[Dataset excerpts]

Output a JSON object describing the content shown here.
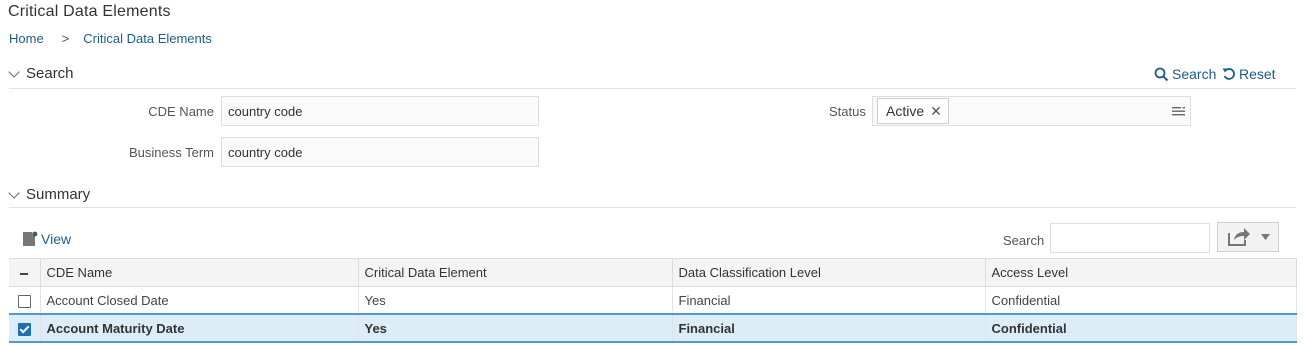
{
  "page": {
    "title": "Critical Data Elements"
  },
  "breadcrumb": {
    "home": "Home",
    "separator": ">",
    "current": "Critical Data Elements"
  },
  "search_section": {
    "title": "Search",
    "search_link": "Search",
    "reset_link": "Reset",
    "cde_name_label": "CDE Name",
    "cde_name_value": "country code",
    "business_term_label": "Business Term",
    "business_term_value": "country code",
    "status_label": "Status",
    "status_chip": "Active"
  },
  "summary_section": {
    "title": "Summary",
    "view_label": "View",
    "search_label": "Search",
    "search_value": ""
  },
  "table": {
    "columns": [
      "CDE Name",
      "Critical Data Element",
      "Data Classification Level",
      "Access Level"
    ],
    "rows": [
      {
        "cde_name": "Account Closed Date",
        "critical": "Yes",
        "classification": "Financial",
        "access": "Confidential",
        "checked": false
      },
      {
        "cde_name": "Account Maturity Date",
        "critical": "Yes",
        "classification": "Financial",
        "access": "Confidential",
        "checked": true
      }
    ]
  },
  "colors": {
    "accent": "#1f5c8b",
    "selection_bg": "#dcedf8",
    "selection_border": "#4a9bd1"
  },
  "icons": [
    "chevron-down-icon",
    "search-icon",
    "reset-icon",
    "close-icon",
    "list-menu-icon",
    "view-document-icon",
    "export-icon",
    "caret-down-icon"
  ]
}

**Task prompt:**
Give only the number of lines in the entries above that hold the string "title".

**Result:**
3